A Comprehensive Plan is a vision of what a city wants to be. It is also a framework for shaping future growth and change, for protecting what a community values, for enhancing what the community wants to improve, and for creating what the community feels is lacking. It also helps clarify the relationships between the community, its neighboring municipalities, and the region.
It contains information about current conditions, trends, and goals and policies for land use, community design, housing, transportation, parks, recreation, and natural resources, water resources, heritage preservation, and community services and facilities.
In Minnesota, authority for land-use planning and regulation is vested primarily in local governments (townships, cities and counties). The Metropolitan Land Planning Act, a state law first passed in 1976 and amended several times since, requires local governments in the seven-county Twin Cities area to develop local comprehensive plans.

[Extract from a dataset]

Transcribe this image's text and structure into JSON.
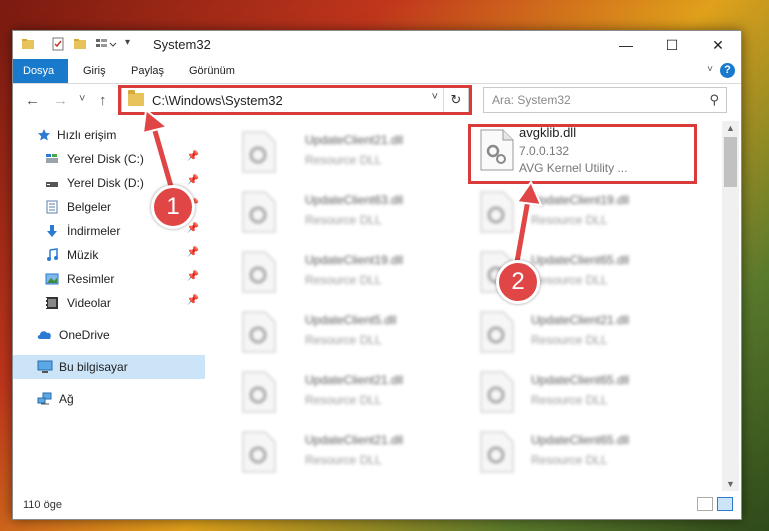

The plans must contain a number of elements, among them:
- Maps and data showing current and future land use
- A plan for staging development (for communities that intend to expand the area in which they provide urban services)
- A housing plan
- A surface water management plan
- Plans for public facilities, like transportation, sewers and parks
- Other elements
View the statute online